However, Rob’s tenacity and determination took him in yet another direction and he became the brain child behind a project to steer teenagers away from violent crime, drawing on his own experiences to help schoolchildren avoid the lure of gangs. In 2010 the campaign Precious Lives was the result of a partnership formed with a mother, Marcia Shakespear, whose daughter Letisha, 17 and her friend Charlene Ellis, 18, were killed in a drive-by gang shooting in Aston over New Year 2003. Together they spread the message that wrong choices made in a matter of seconds can devastate and change lives forever. They visit schools telling their stories to audiences of children, hoping to inspire them to shun the pull of the gangs which so many are attracted by. They tell them that the four gang members who chose to shoot into innocent party-goers, killing Letisha and Charlene, are facing a life with no future staring at the four walls of their prison cells.
“In 2010 I created an initiative taking victims of gang crime into inner city schools to highlight the life changing consequences of carrying weapons and being involved with street gangs. Using my story to show how lives can change forever, in seconds, from a small choice and sharing the experience of mothers of murdered teenagers.”
Rob and Marcia’s presentation has now reached more than 100,000 West Midlands teenagers and now also involves Alison Cope, whose son Joshua Rivera was fatally stabbed in Selly Oak in 2013.
“I never would have known this life could exist… and the truth is that the life I have now is actually a better life. But it has taken a whole journey and mind-set change to get to this point.”

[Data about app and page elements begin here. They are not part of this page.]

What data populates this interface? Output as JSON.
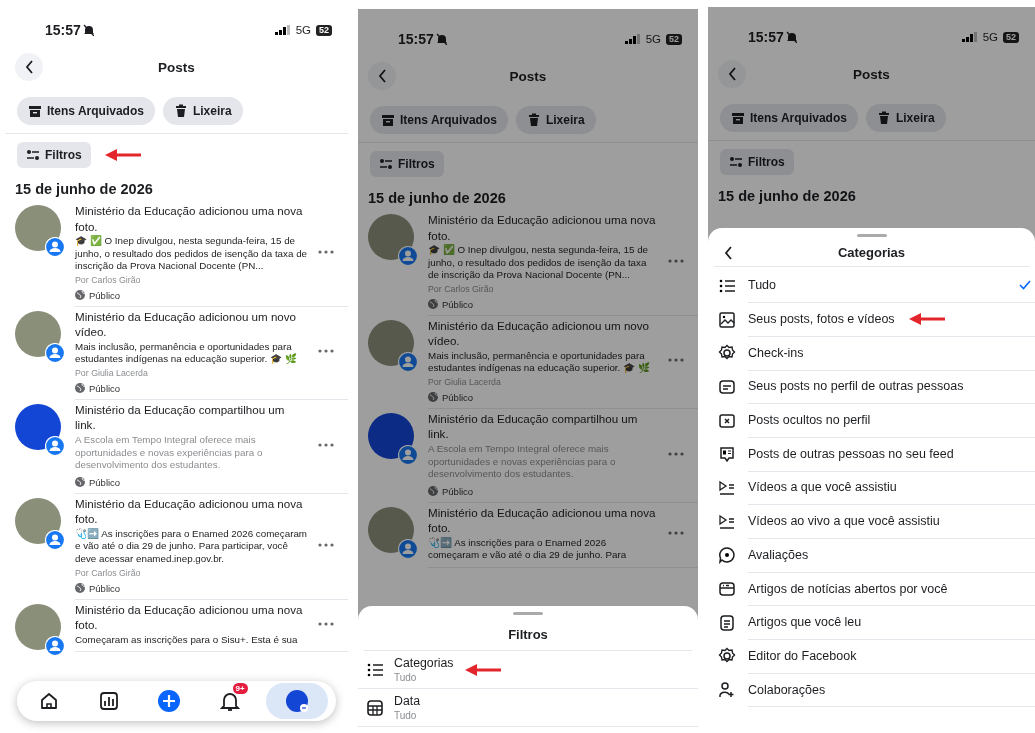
{
  "panels": [
    {
      "status": {
        "time": "15:57",
        "network": "5G",
        "battery": "52"
      },
      "header": {
        "title": "Posts"
      },
      "chips": [
        {
          "label": "Itens Arquivados"
        },
        {
          "label": "Lixeira"
        }
      ],
      "filter_button": {
        "label": "Filtros",
        "arrow": true
      },
      "date": "15 de junho de 2026",
      "posts": [
        {
          "kind": "post",
          "title": "Ministério da Educação adicionou uma nova foto.",
          "body": "🎓 ✅ O Inep divulgou, nesta segunda-feira, 15 de junho, o resultado dos pedidos de isenção da taxa de inscrição da Prova Nacional Docente (PN...",
          "author": "Por Carlos Girão",
          "audience": "Público"
        },
        {
          "kind": "post",
          "title": "Ministério da Educação adicionou um novo vídeo.",
          "body": "Mais inclusão, permanência e oportunidades para estudantes indígenas na educação superior. 🎓 🌿",
          "author": "Por Giulia Lacerda",
          "audience": "Público"
        },
        {
          "kind": "link",
          "title": "Ministério da Educação compartilhou um link.",
          "body": "A Escola em Tempo Integral oferece mais oportunidades e novas experiências para o desenvolvimento dos estudantes.",
          "audience": "Público"
        },
        {
          "kind": "post",
          "title": "Ministério da Educação adicionou uma nova foto.",
          "body": "🩺➡️ As inscrições para o Enamed 2026 começaram e vão até o dia 29 de junho. Para participar, você deve acessar enamed.inep.gov.br.",
          "author": "Por Carlos Girão",
          "audience": "Público"
        },
        {
          "kind": "post",
          "title": "Ministério da Educação adicionou uma nova foto.",
          "body": "Começaram as inscrições para o Sisu+. Esta é sua"
        }
      ],
      "nav": [
        {
          "selected": false
        },
        {
          "selected": false
        },
        {
          "selected": false
        },
        {
          "selected": false,
          "badge": "9+"
        },
        {
          "selected": true
        }
      ]
    },
    {
      "status": {
        "time": "15:57",
        "network": "5G",
        "battery": "52"
      },
      "header": {
        "title": "Posts"
      },
      "chips": [
        {
          "label": "Itens Arquivados"
        },
        {
          "label": "Lixeira"
        }
      ],
      "filter_button": {
        "label": "Filtros",
        "arrow": false
      },
      "date": "15 de junho de 2026",
      "posts": [
        {
          "kind": "post",
          "title": "Ministério da Educação adicionou uma nova foto.",
          "body": "🎓 ✅ O Inep divulgou, nesta segunda-feira, 15 de junho, o resultado dos pedidos de isenção da taxa de inscrição da Prova Nacional Docente (PN...",
          "author": "Por Carlos Girão",
          "audience": "Público"
        },
        {
          "kind": "post",
          "title": "Ministério da Educação adicionou um novo vídeo.",
          "body": "Mais inclusão, permanência e oportunidades para estudantes indígenas na educação superior. 🎓 🌿",
          "author": "Por Giulia Lacerda",
          "audience": "Público"
        },
        {
          "kind": "link",
          "title": "Ministério da Educação compartilhou um link.",
          "body": "A Escola em Tempo Integral oferece mais oportunidades e novas experiências para o desenvolvimento dos estudantes.",
          "audience": "Público"
        },
        {
          "kind": "post",
          "title": "Ministério da Educação adicionou uma nova foto.",
          "body": "🩺➡️ As inscrições para o Enamed 2026 começaram e vão até o dia 29 de junho. Para"
        }
      ],
      "sheet": {
        "kind": "filters",
        "title": "Filtros",
        "options": [
          {
            "label": "Categorias",
            "value": "Tudo",
            "arrow": true
          },
          {
            "label": "Data",
            "value": "Tudo",
            "arrow": false
          }
        ]
      }
    },
    {
      "status": {
        "time": "15:57",
        "network": "5G",
        "battery": "52"
      },
      "header": {
        "title": "Posts"
      },
      "chips": [
        {
          "label": "Itens Arquivados"
        },
        {
          "label": "Lixeira"
        }
      ],
      "filter_button": {
        "label": "Filtros",
        "arrow": false
      },
      "date": "15 de junho de 2026",
      "sheet": {
        "kind": "categories",
        "title": "Categorias",
        "options": [
          {
            "label": "Tudo",
            "selected": true,
            "arrow": false
          },
          {
            "label": "Seus posts, fotos e vídeos",
            "selected": false,
            "arrow": true
          },
          {
            "label": "Check-ins",
            "selected": false,
            "arrow": false
          },
          {
            "label": "Seus posts no perfil de outras pessoas",
            "selected": false,
            "arrow": false
          },
          {
            "label": "Posts ocultos no perfil",
            "selected": false,
            "arrow": false
          },
          {
            "label": "Posts de outras pessoas no seu feed",
            "selected": false,
            "arrow": false
          },
          {
            "label": "Vídeos a que você assistiu",
            "selected": false,
            "arrow": false
          },
          {
            "label": "Vídeos ao vivo a que você assistiu",
            "selected": false,
            "arrow": false
          },
          {
            "label": "Avaliações",
            "selected": false,
            "arrow": false
          },
          {
            "label": "Artigos de notícias abertos por você",
            "selected": false,
            "arrow": false
          },
          {
            "label": "Artigos que você leu",
            "selected": false,
            "arrow": false
          },
          {
            "label": "Editor do Facebook",
            "selected": false,
            "arrow": false
          },
          {
            "label": "Colaborações",
            "selected": false,
            "arrow": false
          }
        ]
      }
    }
  ]
}
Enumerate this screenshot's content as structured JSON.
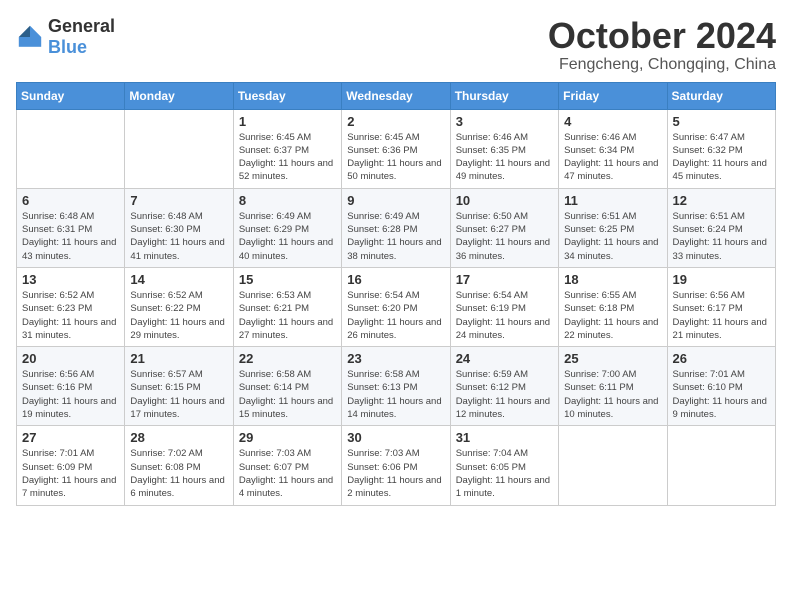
{
  "logo": {
    "text_general": "General",
    "text_blue": "Blue"
  },
  "header": {
    "month": "October 2024",
    "location": "Fengcheng, Chongqing, China"
  },
  "weekdays": [
    "Sunday",
    "Monday",
    "Tuesday",
    "Wednesday",
    "Thursday",
    "Friday",
    "Saturday"
  ],
  "weeks": [
    [
      {
        "day": "",
        "info": ""
      },
      {
        "day": "",
        "info": ""
      },
      {
        "day": "1",
        "info": "Sunrise: 6:45 AM\nSunset: 6:37 PM\nDaylight: 11 hours and 52 minutes."
      },
      {
        "day": "2",
        "info": "Sunrise: 6:45 AM\nSunset: 6:36 PM\nDaylight: 11 hours and 50 minutes."
      },
      {
        "day": "3",
        "info": "Sunrise: 6:46 AM\nSunset: 6:35 PM\nDaylight: 11 hours and 49 minutes."
      },
      {
        "day": "4",
        "info": "Sunrise: 6:46 AM\nSunset: 6:34 PM\nDaylight: 11 hours and 47 minutes."
      },
      {
        "day": "5",
        "info": "Sunrise: 6:47 AM\nSunset: 6:32 PM\nDaylight: 11 hours and 45 minutes."
      }
    ],
    [
      {
        "day": "6",
        "info": "Sunrise: 6:48 AM\nSunset: 6:31 PM\nDaylight: 11 hours and 43 minutes."
      },
      {
        "day": "7",
        "info": "Sunrise: 6:48 AM\nSunset: 6:30 PM\nDaylight: 11 hours and 41 minutes."
      },
      {
        "day": "8",
        "info": "Sunrise: 6:49 AM\nSunset: 6:29 PM\nDaylight: 11 hours and 40 minutes."
      },
      {
        "day": "9",
        "info": "Sunrise: 6:49 AM\nSunset: 6:28 PM\nDaylight: 11 hours and 38 minutes."
      },
      {
        "day": "10",
        "info": "Sunrise: 6:50 AM\nSunset: 6:27 PM\nDaylight: 11 hours and 36 minutes."
      },
      {
        "day": "11",
        "info": "Sunrise: 6:51 AM\nSunset: 6:25 PM\nDaylight: 11 hours and 34 minutes."
      },
      {
        "day": "12",
        "info": "Sunrise: 6:51 AM\nSunset: 6:24 PM\nDaylight: 11 hours and 33 minutes."
      }
    ],
    [
      {
        "day": "13",
        "info": "Sunrise: 6:52 AM\nSunset: 6:23 PM\nDaylight: 11 hours and 31 minutes."
      },
      {
        "day": "14",
        "info": "Sunrise: 6:52 AM\nSunset: 6:22 PM\nDaylight: 11 hours and 29 minutes."
      },
      {
        "day": "15",
        "info": "Sunrise: 6:53 AM\nSunset: 6:21 PM\nDaylight: 11 hours and 27 minutes."
      },
      {
        "day": "16",
        "info": "Sunrise: 6:54 AM\nSunset: 6:20 PM\nDaylight: 11 hours and 26 minutes."
      },
      {
        "day": "17",
        "info": "Sunrise: 6:54 AM\nSunset: 6:19 PM\nDaylight: 11 hours and 24 minutes."
      },
      {
        "day": "18",
        "info": "Sunrise: 6:55 AM\nSunset: 6:18 PM\nDaylight: 11 hours and 22 minutes."
      },
      {
        "day": "19",
        "info": "Sunrise: 6:56 AM\nSunset: 6:17 PM\nDaylight: 11 hours and 21 minutes."
      }
    ],
    [
      {
        "day": "20",
        "info": "Sunrise: 6:56 AM\nSunset: 6:16 PM\nDaylight: 11 hours and 19 minutes."
      },
      {
        "day": "21",
        "info": "Sunrise: 6:57 AM\nSunset: 6:15 PM\nDaylight: 11 hours and 17 minutes."
      },
      {
        "day": "22",
        "info": "Sunrise: 6:58 AM\nSunset: 6:14 PM\nDaylight: 11 hours and 15 minutes."
      },
      {
        "day": "23",
        "info": "Sunrise: 6:58 AM\nSunset: 6:13 PM\nDaylight: 11 hours and 14 minutes."
      },
      {
        "day": "24",
        "info": "Sunrise: 6:59 AM\nSunset: 6:12 PM\nDaylight: 11 hours and 12 minutes."
      },
      {
        "day": "25",
        "info": "Sunrise: 7:00 AM\nSunset: 6:11 PM\nDaylight: 11 hours and 10 minutes."
      },
      {
        "day": "26",
        "info": "Sunrise: 7:01 AM\nSunset: 6:10 PM\nDaylight: 11 hours and 9 minutes."
      }
    ],
    [
      {
        "day": "27",
        "info": "Sunrise: 7:01 AM\nSunset: 6:09 PM\nDaylight: 11 hours and 7 minutes."
      },
      {
        "day": "28",
        "info": "Sunrise: 7:02 AM\nSunset: 6:08 PM\nDaylight: 11 hours and 6 minutes."
      },
      {
        "day": "29",
        "info": "Sunrise: 7:03 AM\nSunset: 6:07 PM\nDaylight: 11 hours and 4 minutes."
      },
      {
        "day": "30",
        "info": "Sunrise: 7:03 AM\nSunset: 6:06 PM\nDaylight: 11 hours and 2 minutes."
      },
      {
        "day": "31",
        "info": "Sunrise: 7:04 AM\nSunset: 6:05 PM\nDaylight: 11 hours and 1 minute."
      },
      {
        "day": "",
        "info": ""
      },
      {
        "day": "",
        "info": ""
      }
    ]
  ]
}
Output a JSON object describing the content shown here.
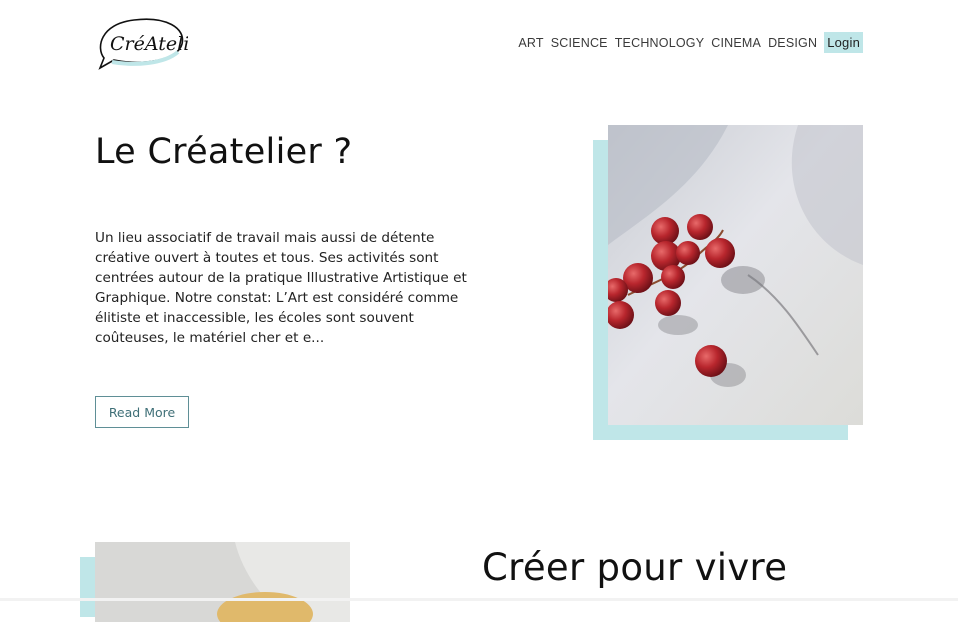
{
  "brand": {
    "logo_text": "CréAtelier",
    "accent_color": "#bfe6e8"
  },
  "nav": {
    "items": [
      "ART",
      "SCIENCE",
      "TECHNOLOGY",
      "CINEMA",
      "DESIGN"
    ],
    "login_label": "Login"
  },
  "hero": {
    "title": "Le Créatelier ?",
    "text": "Un lieu associatif de travail mais aussi de détente créative ouvert à toutes et tous. Ses activités sont centrées autour de la pratique Illustrative Artistique et Graphique. Notre constat: L’Art est considéré comme élitiste et inaccessible, les écoles sont souvent coûteuses, le matériel cher et e...",
    "button_label": "Read More",
    "image": "red-grapes-photo"
  },
  "section2": {
    "title": "Créer pour vivre",
    "image": "fruit-photo"
  }
}
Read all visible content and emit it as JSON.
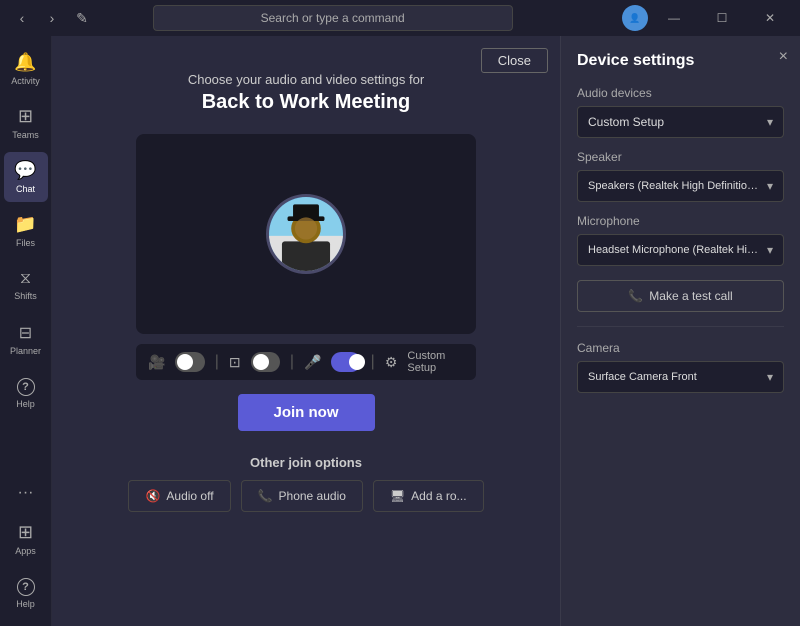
{
  "titlebar": {
    "back_label": "‹",
    "forward_label": "›",
    "compose_label": "✎",
    "search_placeholder": "Search or type a command",
    "minimize_label": "—",
    "maximize_label": "☐",
    "close_label": "✕"
  },
  "sidebar": {
    "items": [
      {
        "id": "activity",
        "label": "Activity",
        "icon": "🔔"
      },
      {
        "id": "teams",
        "label": "Teams",
        "icon": "⊞"
      },
      {
        "id": "chat",
        "label": "Chat",
        "icon": "💬",
        "active": true
      },
      {
        "id": "files",
        "label": "Files",
        "icon": "📁"
      },
      {
        "id": "shifts",
        "label": "Shifts",
        "icon": "📅"
      },
      {
        "id": "planner",
        "label": "Planner",
        "icon": "📋"
      },
      {
        "id": "help",
        "label": "Help",
        "icon": "?"
      },
      {
        "id": "apps",
        "label": "Apps",
        "icon": "⊞"
      },
      {
        "id": "help2",
        "label": "Help",
        "icon": "?"
      }
    ],
    "more_label": "···"
  },
  "meeting": {
    "close_label": "Close",
    "subtitle": "Choose your audio and video settings for",
    "title": "Back to Work Meeting",
    "join_label": "Join now",
    "other_join_title": "Other join options",
    "controls": {
      "audio_off_label": "Audio off",
      "phone_audio_label": "Phone audio",
      "add_room_label": "Add a ro..."
    },
    "custom_setup_label": "Custom Setup"
  },
  "device_settings": {
    "title": "Device settings",
    "close_label": "×",
    "audio_devices_label": "Audio devices",
    "audio_device_value": "Custom Setup",
    "speaker_label": "Speaker",
    "speaker_value": "Speakers (Realtek High Definition Au...",
    "microphone_label": "Microphone",
    "microphone_value": "Headset Microphone (Realtek High D...",
    "test_call_label": "Make a test call",
    "camera_label": "Camera",
    "camera_value": "Surface Camera Front"
  }
}
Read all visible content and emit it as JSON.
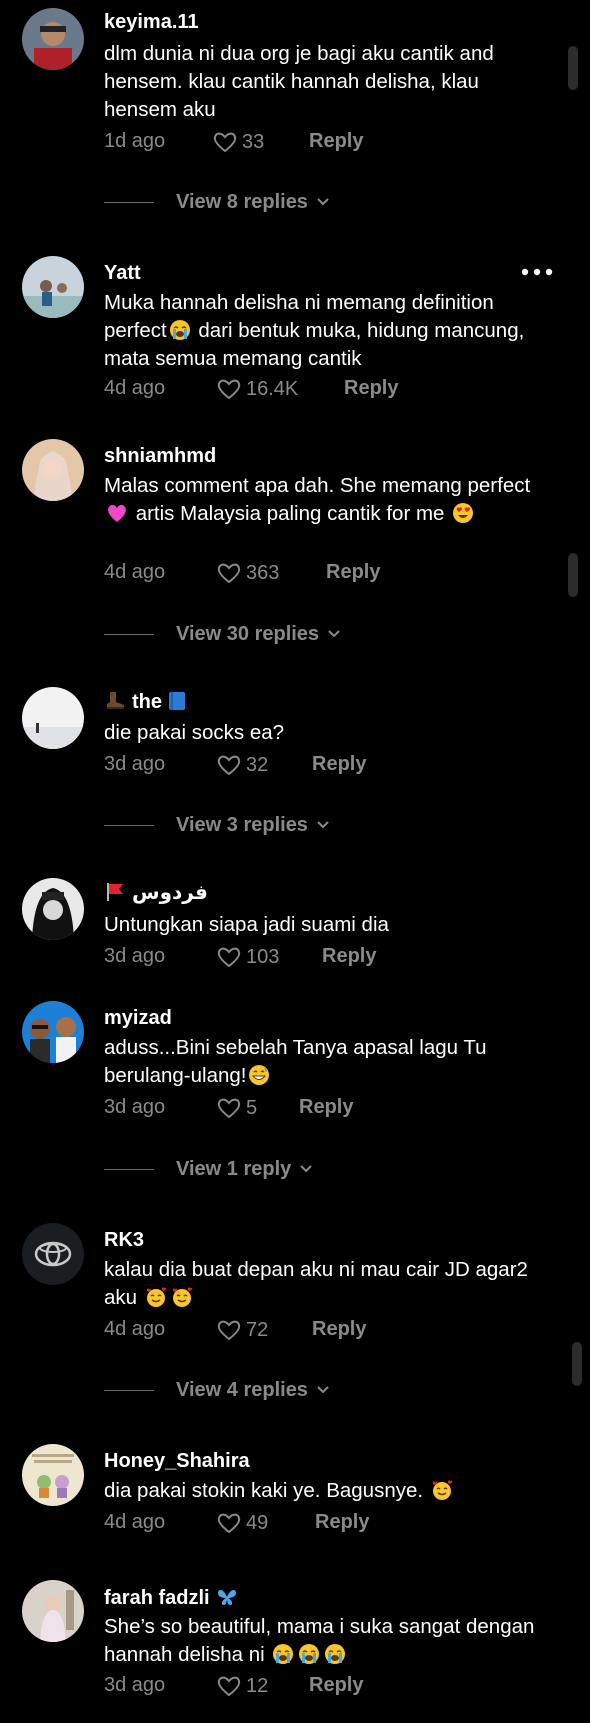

“Every person who has gone through a life-changing situation, perhaps because they’ve been seriously injured or have committed a serious crime and gone to prison for life for a very long time, will find themselves trapped. Trapped by their circumstances – and I tell you, it is the loneliest place in the world to be.”
“If you are trying to live with the knowledge that you will never walk again, never carry your children, never do the job you loved…Or if you are living with the knowledge that you have killed someone and will be in a cell for the next 20 or 30 years then you spend every minute going over what was, what could have been, what might have been, if only, if only, if only…”
On Saturday 10 June 2016, it was announced that Rob has been recognised in the Queen’s 90th Birthday Honours List and has been awarded an MBE. Rob’s family and especially his children are immensely proud to see him the recognition he so rightly deserves. He is now waiting to receive the awarded in person at one of the palaces over the summer.
“It is an honour to receive the MBE, and I feel privileged to be in a position where I can help make a difference. I am passionate about giving the best I can to the communities of the West Midlands and get great satisfaction from hopefully having a positive impact on young people’s lives.”
“I speak of the choices we make and the values we choose to live by. I have always believed the values by which I have policed and lived by were firmly founded at Truro School.”